In the face of massive public opposition, the Hong Kong government has delayed action on so-called “anti-subversion” legislation. Hong Kong Chief Executive C.H. Tung [Tung Chee-hwa] ordered the delay a few days after a demonstration by an estimated half-million people. The demonstration came on July 1st, the sixth anniversary of Britain’s return of Hong Kong to China. Demonstrators voiced their concerns that the legislation, if adopted as drafted, would have threatened the fundamental rights of free speech, free assembly, free association, and freedom of religion enjoyed by the people of Hong Kong.
State Department spokesman Richard Boucher said the U.S. welcomes “the Hong Kong government’s July 7th decision to respond to the calls of the people and delay action and amend” the legislation. Mr. Boucher urged “the government of Hong Kong to conduct an open and transparent process of consultation on this issue”:
“Chief Executive C.H. Tung’s announcement indicates the Hong Kong government will take steps to address the deep concerns of the people of Hong Kong and of the international community. These include deleting the provision proscribing organizations with mainland [China] counterparts that are banned on national security grounds and adding a public interest defense provision.”

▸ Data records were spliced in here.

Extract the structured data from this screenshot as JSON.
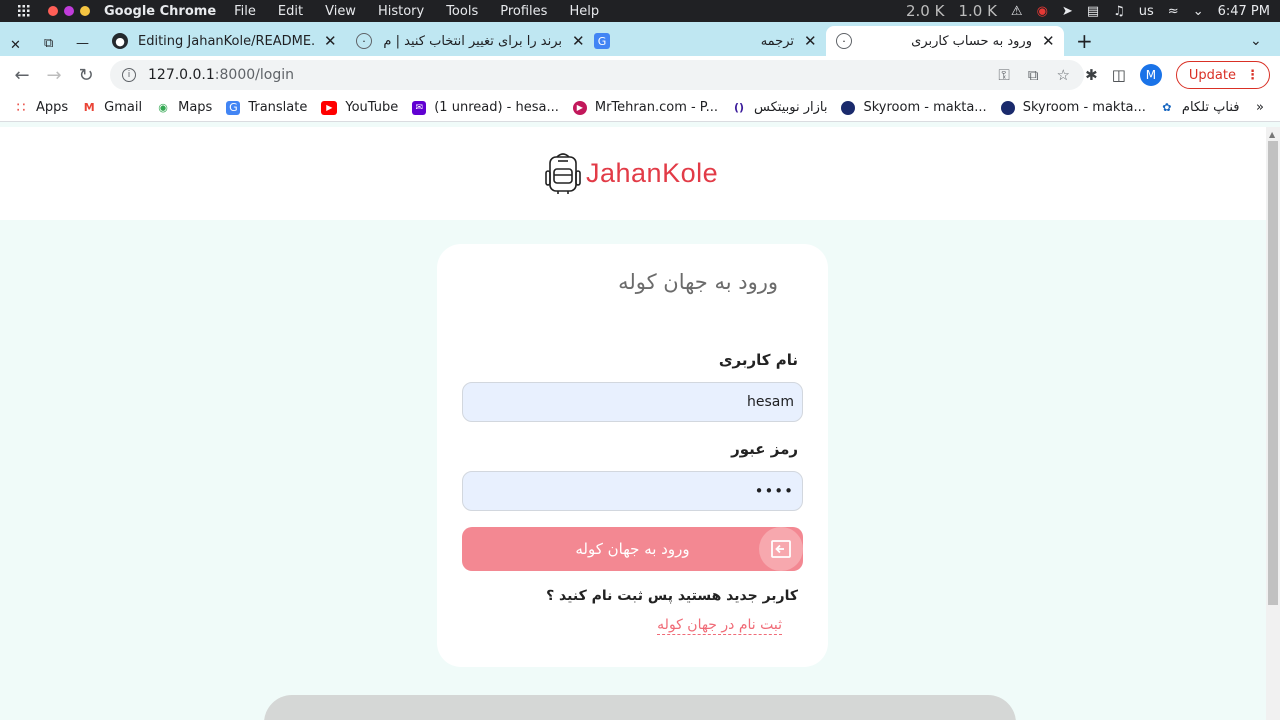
{
  "menubar": {
    "app_name": "Google Chrome",
    "menus": [
      "File",
      "Edit",
      "View",
      "History",
      "Tools",
      "Profiles",
      "Help"
    ],
    "net_down": "2.0 K",
    "net_up": "1.0 K",
    "keyboard": "us",
    "time": "6:47 PM"
  },
  "tabs": [
    {
      "title": "Editing JahanKole/README.m",
      "favicon": "github-icon"
    },
    {
      "title": "برند را برای تغییر انتخاب کنید | م",
      "favicon": "globe-icon"
    },
    {
      "title": "ترجمه",
      "favicon": "google-translate-icon"
    },
    {
      "title": "ورود به حساب کاربری",
      "favicon": "globe-icon"
    }
  ],
  "omnibox": {
    "host": "127.0.0.1",
    "path": ":8000/login"
  },
  "toolbar": {
    "profile_initial": "M",
    "update_label": "Update"
  },
  "bookmarks": [
    {
      "label": "Apps",
      "icon": "apps-grid-icon"
    },
    {
      "label": "Gmail",
      "icon": "gmail-icon"
    },
    {
      "label": "Maps",
      "icon": "maps-icon"
    },
    {
      "label": "Translate",
      "icon": "translate-icon"
    },
    {
      "label": "YouTube",
      "icon": "youtube-icon"
    },
    {
      "label": "(1 unread) - hesa...",
      "icon": "mail-icon"
    },
    {
      "label": "MrTehran.com - P...",
      "icon": "mrtehran-icon"
    },
    {
      "label": "بازار نوبیتکس",
      "icon": "nobitex-icon"
    },
    {
      "label": "Skyroom - makta...",
      "icon": "skyroom-icon"
    },
    {
      "label": "Skyroom - makta...",
      "icon": "skyroom-icon"
    },
    {
      "label": "فناپ تلکام",
      "icon": "fanap-icon"
    }
  ],
  "site": {
    "brand": "JahanKole"
  },
  "login": {
    "title": "ورود به جهان کوله",
    "username_label": "نام کاربری",
    "username_value": "hesam",
    "password_label": "رمز عبور",
    "password_value": "••••",
    "submit_label": "ورود به جهان کوله",
    "signup_question": "کاربر جدید هستید پس ثبت نام کنید ؟",
    "signup_link": "ثبت نام در جهان کوله"
  },
  "colors": {
    "accent": "#e23b47",
    "button": "#f38892",
    "tabstrip": "#bfe7f2"
  }
}
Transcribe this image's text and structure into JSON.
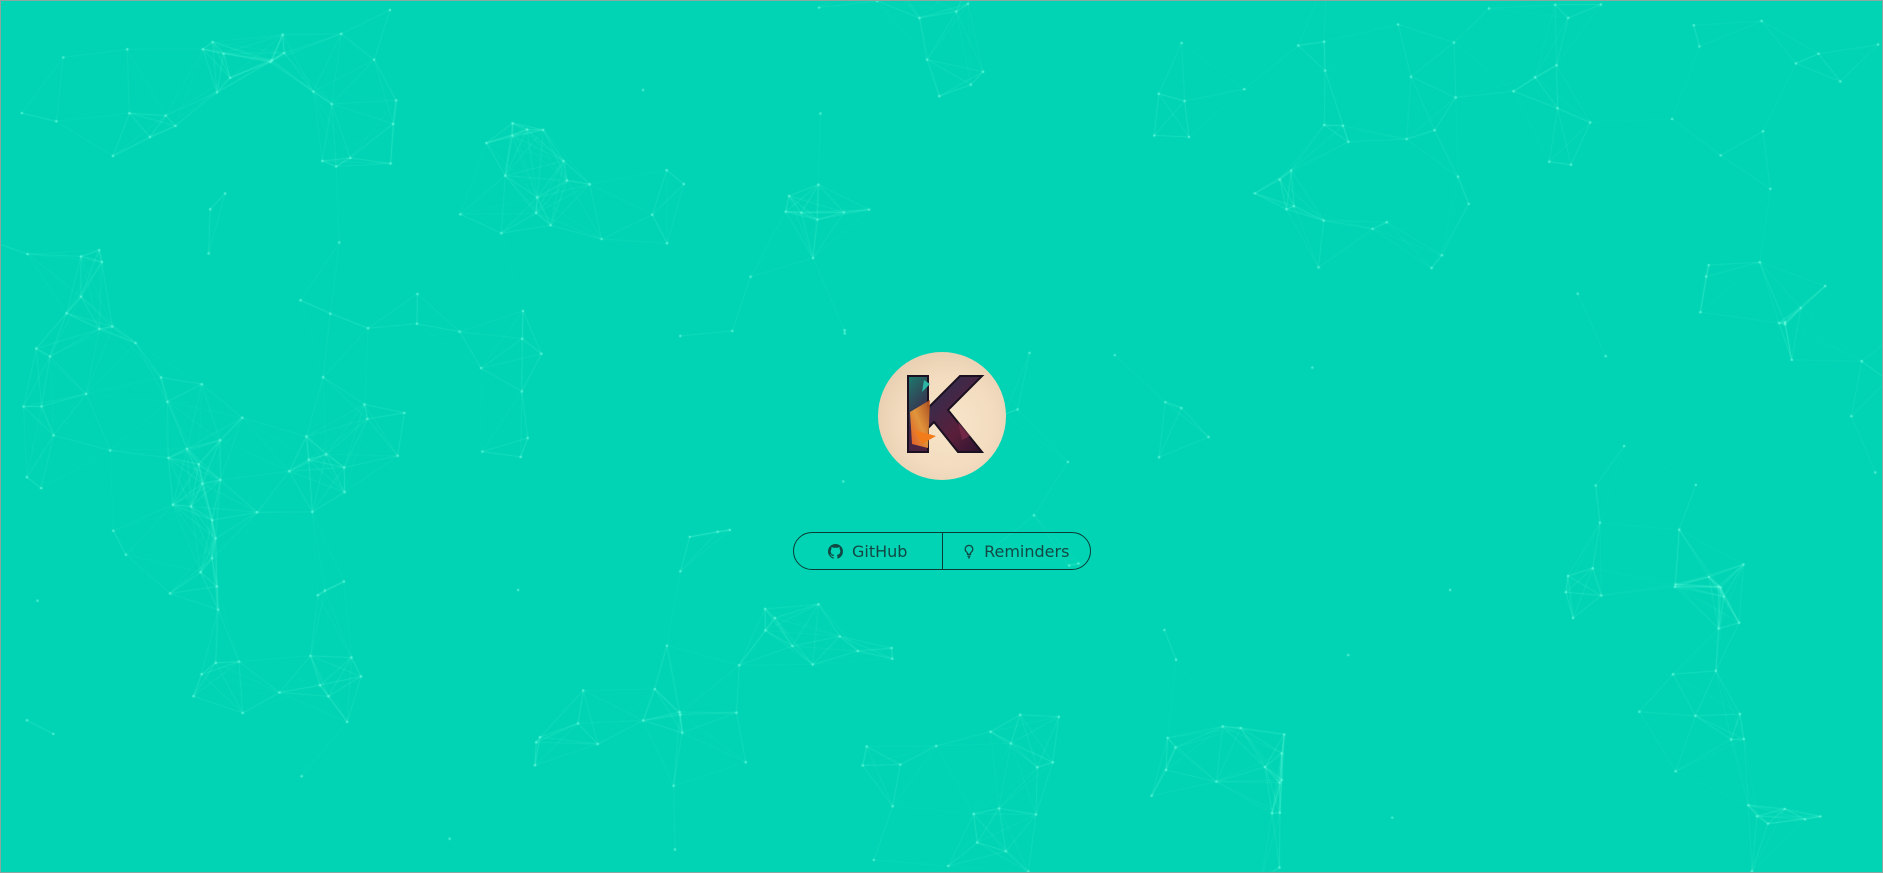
{
  "theme": {
    "background": "#00d4b4",
    "network_color": "#5ff5d6",
    "text_color": "#124843",
    "border_color": "#0b3b36"
  },
  "logo": {
    "letter": "K",
    "description_icon": "k-letter-logo"
  },
  "buttons": [
    {
      "label": "GitHub",
      "icon": "github-icon"
    },
    {
      "label": "Reminders",
      "icon": "lightbulb-icon"
    }
  ]
}
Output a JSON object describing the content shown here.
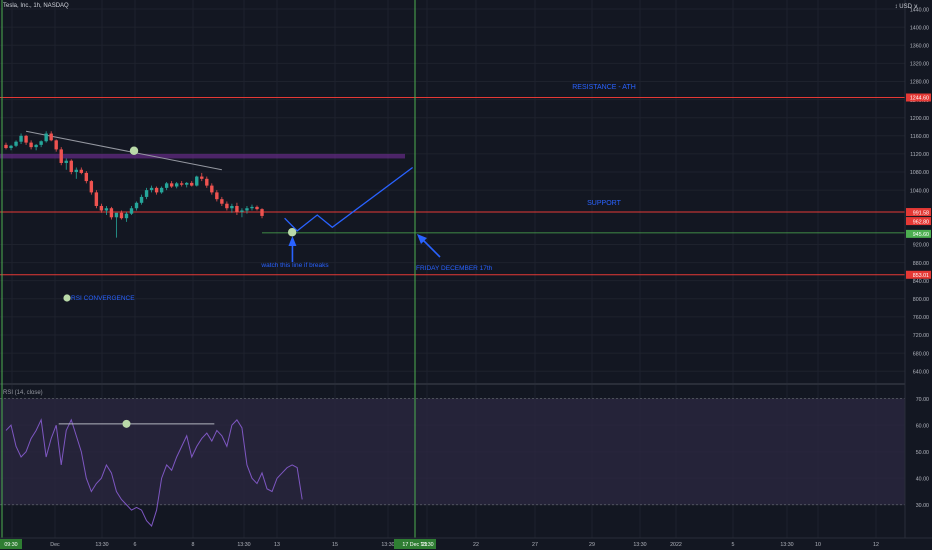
{
  "header": {
    "symbol": "Tesla, Inc., 1h, NASDAQ",
    "currency": "↕ USD ∨"
  },
  "rsi": {
    "title": "RSI (14, close)"
  },
  "annotations": {
    "resistance": "RESISTANCE - ATH",
    "support": "SUPPORT",
    "watch": "watch this line if breaks",
    "friday": "FRIDAY DECEMBER 17th",
    "rsi_conv": "RSI CONVERGENCE"
  },
  "colors": {
    "background": "#131722",
    "grid": "#1e222d",
    "up": "#26a69a",
    "down": "#ef5350",
    "level": "#e53935",
    "vline": "#4caf50",
    "projection": "#2962ff",
    "zone": "#7b2fa3",
    "marker": "#b9d9a8",
    "rsi_line": "#7e57c2",
    "rsi_band": "#2a2740",
    "axis_text": "#b2b5be"
  },
  "chart_data": [
    {
      "type": "candlestick",
      "title": "Tesla, Inc., 1h, NASDAQ",
      "y_axis_ticks": [
        640,
        680,
        720,
        760,
        800,
        840,
        880,
        920,
        1040,
        1080,
        1120,
        1160,
        1200,
        1240,
        1280,
        1320,
        1360,
        1400,
        1440
      ],
      "ylim": [
        625,
        1460
      ],
      "x_axis_labels": [
        "09:30",
        "Dec",
        "13:30",
        "6",
        "8",
        "13:30",
        "13",
        "15",
        "13:30",
        "17 Dec '21",
        "13:30",
        "22",
        "27",
        "29",
        "13:30",
        "2022",
        "5",
        "13:30",
        "10",
        "12"
      ],
      "price_labels": [
        {
          "text": "1244.60",
          "value": 1244.6,
          "color": "#e53935"
        },
        {
          "text": "991.58",
          "value": 991.58,
          "color": "#e53935"
        },
        {
          "text": "962.80",
          "value": 962.8,
          "color": "#e53935"
        },
        {
          "text": "945.60",
          "value": 945.6,
          "color": "#4caf50"
        },
        {
          "text": "853.01",
          "value": 853.01,
          "color": "#e53935"
        }
      ],
      "levels": [
        {
          "value": 1244.6,
          "label": "RESISTANCE - ATH"
        },
        {
          "value": 991.58,
          "label": "SUPPORT"
        },
        {
          "value": 853.01,
          "label": ""
        }
      ],
      "watch_level": 945.6,
      "zone": [
        1110,
        1120
      ],
      "candles": [
        [
          1140,
          1145,
          1130,
          1133
        ],
        [
          1133,
          1140,
          1128,
          1138
        ],
        [
          1138,
          1150,
          1135,
          1147
        ],
        [
          1147,
          1165,
          1142,
          1160
        ],
        [
          1160,
          1162,
          1140,
          1145
        ],
        [
          1145,
          1150,
          1130,
          1135
        ],
        [
          1135,
          1142,
          1128,
          1140
        ],
        [
          1140,
          1150,
          1135,
          1148
        ],
        [
          1148,
          1170,
          1145,
          1165
        ],
        [
          1165,
          1170,
          1148,
          1150
        ],
        [
          1150,
          1152,
          1125,
          1130
        ],
        [
          1130,
          1135,
          1095,
          1100
        ],
        [
          1100,
          1110,
          1085,
          1105
        ],
        [
          1105,
          1108,
          1075,
          1080
        ],
        [
          1080,
          1090,
          1065,
          1085
        ],
        [
          1085,
          1090,
          1075,
          1078
        ],
        [
          1078,
          1082,
          1055,
          1060
        ],
        [
          1060,
          1062,
          1030,
          1035
        ],
        [
          1035,
          1040,
          1000,
          1005
        ],
        [
          1005,
          1010,
          990,
          995
        ],
        [
          995,
          1005,
          985,
          1000
        ],
        [
          1000,
          1003,
          975,
          980
        ],
        [
          980,
          985,
          935,
          990
        ],
        [
          990,
          995,
          975,
          978
        ],
        [
          978,
          992,
          970,
          988
        ],
        [
          988,
          1005,
          985,
          1000
        ],
        [
          1000,
          1015,
          995,
          1012
        ],
        [
          1012,
          1030,
          1008,
          1025
        ],
        [
          1025,
          1045,
          1020,
          1040
        ],
        [
          1040,
          1050,
          1035,
          1045
        ],
        [
          1045,
          1048,
          1030,
          1035
        ],
        [
          1035,
          1048,
          1032,
          1045
        ],
        [
          1045,
          1058,
          1040,
          1055
        ],
        [
          1055,
          1060,
          1045,
          1048
        ],
        [
          1048,
          1058,
          1044,
          1055
        ],
        [
          1055,
          1060,
          1048,
          1052
        ],
        [
          1052,
          1058,
          1046,
          1056
        ],
        [
          1056,
          1060,
          1048,
          1050
        ],
        [
          1050,
          1072,
          1048,
          1070
        ],
        [
          1070,
          1078,
          1060,
          1065
        ],
        [
          1065,
          1070,
          1045,
          1050
        ],
        [
          1050,
          1055,
          1030,
          1035
        ],
        [
          1035,
          1040,
          1015,
          1020
        ],
        [
          1020,
          1025,
          1005,
          1010
        ],
        [
          1010,
          1015,
          995,
          1000
        ],
        [
          1000,
          1010,
          990,
          1005
        ],
        [
          1005,
          1012,
          985,
          992
        ],
        [
          992,
          1000,
          980,
          995
        ],
        [
          995,
          1005,
          988,
          1000
        ],
        [
          1000,
          1008,
          995,
          1003
        ],
        [
          1003,
          1006,
          995,
          998
        ],
        [
          998,
          1000,
          978,
          983
        ]
      ],
      "trendline": [
        [
          4,
          1170
        ],
        [
          43,
          1085
        ]
      ],
      "markers": [
        {
          "x": 25.5,
          "y": 1127
        },
        {
          "x": 57,
          "y": 947
        }
      ],
      "projection": [
        [
          55.5,
          978
        ],
        [
          58,
          950
        ],
        [
          62,
          985
        ],
        [
          65,
          958
        ],
        [
          81,
          1090
        ]
      ],
      "vertical_markers": [
        "09:30",
        "17 Dec '21"
      ]
    },
    {
      "type": "line",
      "title": "RSI (14, close)",
      "y_axis_ticks": [
        30,
        40,
        50,
        60,
        70
      ],
      "ylim": [
        22,
        74
      ],
      "band": [
        30,
        70
      ],
      "values": [
        58,
        60,
        52,
        48,
        50,
        55,
        58,
        62,
        48,
        55,
        60,
        45,
        58,
        62,
        56,
        50,
        40,
        35,
        38,
        40,
        45,
        42,
        35,
        32,
        30,
        28,
        29,
        28,
        24,
        22,
        28,
        40,
        45,
        43,
        48,
        52,
        56,
        48,
        52,
        55,
        57,
        54,
        58,
        56,
        52,
        60,
        62,
        59,
        45,
        40,
        38,
        42,
        36,
        35,
        40,
        42,
        44,
        45,
        44,
        32
      ],
      "trendline": [
        [
          10.5,
          60.5
        ],
        [
          41.5,
          60.5
        ]
      ],
      "markers": [
        {
          "x": 24,
          "y": 60.5
        }
      ]
    }
  ]
}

Under Hong Kong’s constitution, or Basic Law, the city is a special administrative region of China with a high degree of autonomy. The Basic Law guarantees freedom of speech, assembly, association, and religion, due process of law, and the right to own property. The Basic Law also calls for legislation to protect against subversion. But this can be done without compromising fundamental rights. The controversy surrounding the proposed legislation, said Mr. Boucher, “underscores the great importance of Hong Kong’s move towards democracy”:
“We urge the government to begin discussion of this essential component of Hong Kong success in accordance with the Basic Law’s mandate. Hong Kong should make tangible progress towards the Basic Law’s goal of universal suffrage, a democratically elected government answerable to the will of the people.”
That, said U.S. State Department spokesman Richard Boucher, is “the best way to ensure the protection of fundamental freedoms in Hong Kong.”